23 October 2012


I do not often sign up for tours in my own country but, occasionally, I like to play tourist in my hometown. I did the same thing in America (love the Boston Duck and Trolley tours, by the way). I recently took a tour that focused on Singapore’s traditional trades, many of which are slowly dying with the families that run the operations.

The first stop on the tour was a practically-hidden shop on River Valley Road. The River Valley neighborhood, situated south of Orchard and north of Robertson Quay, is known for the Singapore River that runs through. The area is a very relaxed environment with plenty of greenery, shop houses and sidewalk restaurants.

We drove down the main road and stopped in a section of the neighborhood I recognized but never really spent much time. Situated between two sets of shop houses, set 50 meters or so from the road, was a garage-type shop that was filled from floor to ceiling in Asian art pieces.

On one side, large drums sit on the floor, gongs hang from display racks and stringed instruments drape from the ceiling.

The front counter holds rice paper fans and decorative pieces. Behind the counter are martial arts and defense weapons.

Statues, lanterns and home décor items are placed around the shop.

Mr. Eng from Eng Tiang Huat first showed us some elaborate Chinese opera costumes, masks and hair pieces.

The fabrics are so bright and intricate. They were absolutely beautiful! 

He also demonstrated the sounds and procedures for playing some traditional Asian instruments, including an Erhou, Gao-Hu, drums, cymbals and gongs.

Stop number two on the tour of four trades was our old friend the Joss Stick Man. With Hungry Ghost month over and the Spirit Festival quickly approaching, the owner was not very keen on a group of expat women flooding his shop at one of the busiest times of year. That left our tour guide to explain the process while we all wandered around the shop taking photos.

The joss sticks are made from cinnamon tree powder and sawdust.
When mixed with water, the powder makes a molding clay.

Joss sticks vary in size, width and color. 



Hi Rachel,
I'm a student from Temasek Polytechnic and am working on a project about dying trades in Singapore.
I happen to stumble upon your blog about this Joss Stick Man.
By any chance, do you still remember where is it located?
(Or is it located along River Vally Road with the Eng Tiang Hiat shop?)

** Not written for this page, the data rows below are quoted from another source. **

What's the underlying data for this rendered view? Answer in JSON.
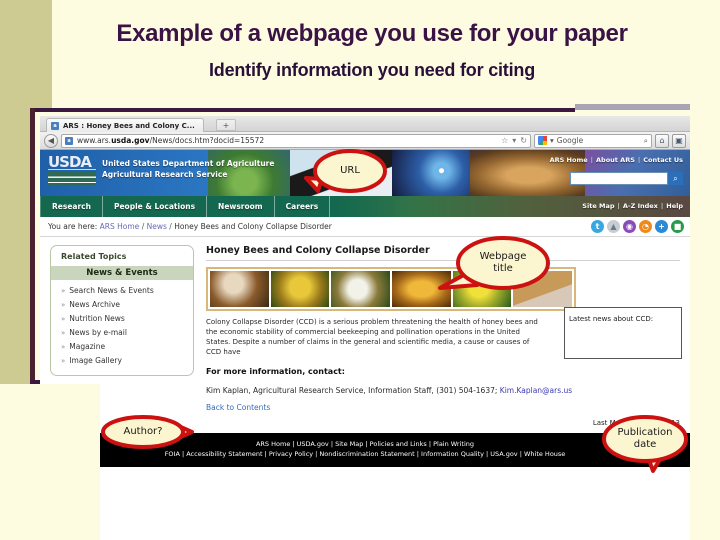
{
  "slide": {
    "title": "Example of a webpage you use for your paper",
    "subtitle": "Identify information you need for citing"
  },
  "browser": {
    "tab_title": "ARS : Honey Bees and Colony C...",
    "tab_favicon": "ars-favicon",
    "new_tab_label": "+",
    "back_icon": "◀",
    "url_prefix": "www.ars.",
    "url_domain": "usda.gov",
    "url_suffix": "/News/docs.htm?docid=15572",
    "star_icon": "☆",
    "dropdown_icon": "▾",
    "reload_icon": "↻",
    "search_engine": "Google",
    "search_icon": "⌕",
    "home_icon": "⌂",
    "menu_icon": "▣"
  },
  "site_header": {
    "logo_word": "USDA",
    "agency_line1": "United States Department of Agriculture",
    "agency_line2": "Agricultural Research Service",
    "links": [
      "ARS Home",
      "About ARS",
      "Contact Us"
    ],
    "search_button_icon": "⌕"
  },
  "nav": {
    "items": [
      "Research",
      "People & Locations",
      "Newsroom",
      "Careers"
    ],
    "right_links": [
      "Site Map",
      "A-Z Index",
      "Help"
    ]
  },
  "breadcrumb": {
    "prefix": "You are here:",
    "home": "ARS Home",
    "sep": "/",
    "news": "News",
    "current": "Honey Bees and Colony Collapse Disorder"
  },
  "social_icons": [
    {
      "name": "twitter-icon",
      "glyph": "t",
      "color": "#3aa8e0"
    },
    {
      "name": "share-icon",
      "glyph": "▲",
      "color": "#c8cdd2"
    },
    {
      "name": "podcast-icon",
      "glyph": "◉",
      "color": "#8a4ab8"
    },
    {
      "name": "rss-icon",
      "glyph": "◔",
      "color": "#ef8a1a"
    },
    {
      "name": "add-icon",
      "glyph": "+",
      "color": "#2a8ad8"
    },
    {
      "name": "video-icon",
      "glyph": "■",
      "color": "#2a9a4a"
    }
  ],
  "sidebar": {
    "heading": "Related Topics",
    "section": "News & Events",
    "bullet": "»",
    "items": [
      "Search News & Events",
      "News Archive",
      "Nutrition News",
      "News by e-mail",
      "Magazine",
      "Image Gallery"
    ]
  },
  "article": {
    "heading": "Honey Bees and Colony Collapse Disorder",
    "body": "Colony Collapse Disorder (CCD) is a serious problem threatening the health of honey bees and the economic stability of commercial beekeeping and pollination operations in the United States. Despite a number of claims in the general and scientific media, a cause or causes of CCD have",
    "news_box": "Latest news about CCD:",
    "contact_heading": "For more information, contact:",
    "contact_text": "Kim Kaplan, Agricultural Research Service, Information Staff, (301) 504-1637; ",
    "contact_email": "Kim.Kaplan@ars.us",
    "back_link": "Back to Contents",
    "last_modified": "Last Modified: 12/2/2013"
  },
  "footer": {
    "line1": "ARS Home | USDA.gov | Site Map | Policies and Links | Plain Writing",
    "line2": "FOIA | Accessibility Statement | Privacy Policy | Nondiscrimination Statement | Information Quality | USA.gov | White House"
  },
  "callouts": {
    "url": "URL",
    "title_line1": "Webpage",
    "title_line2": "title",
    "author": "Author?",
    "pub_line1": "Publication",
    "pub_line2": "date"
  },
  "colors": {
    "slide_bg": "#fdfce0",
    "title_purple": "#3b1245",
    "band_olive": "#cdcb92",
    "callout_red": "#cc1111",
    "callout_fill": "#fbf5d0",
    "nav_green": "#14684f"
  }
}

Would really appreciate your help!
Thank you in advance.

Yu Hui

McKee said...

Hi Yu Hui,

The shop is in between the Ang Mo Kio and Lorong Chuan MRT stations. It's called Tey Guan Heng and is located at 4001 Ang Mo Kio Avenue 10, #01-25, 569622, on a side street that is lined with industrial shops - mostly car parts and tyres. The shop is about halfway down. They always have large joss sticks drying in the sun outside the shop so it shouldn't be hard to find. The front of the shop is inside the main door, which is always open. Best wishes on your project!


Hi Rachel,
Okay! I will check them out. Thanks so much for the information! Really appreciate it. (: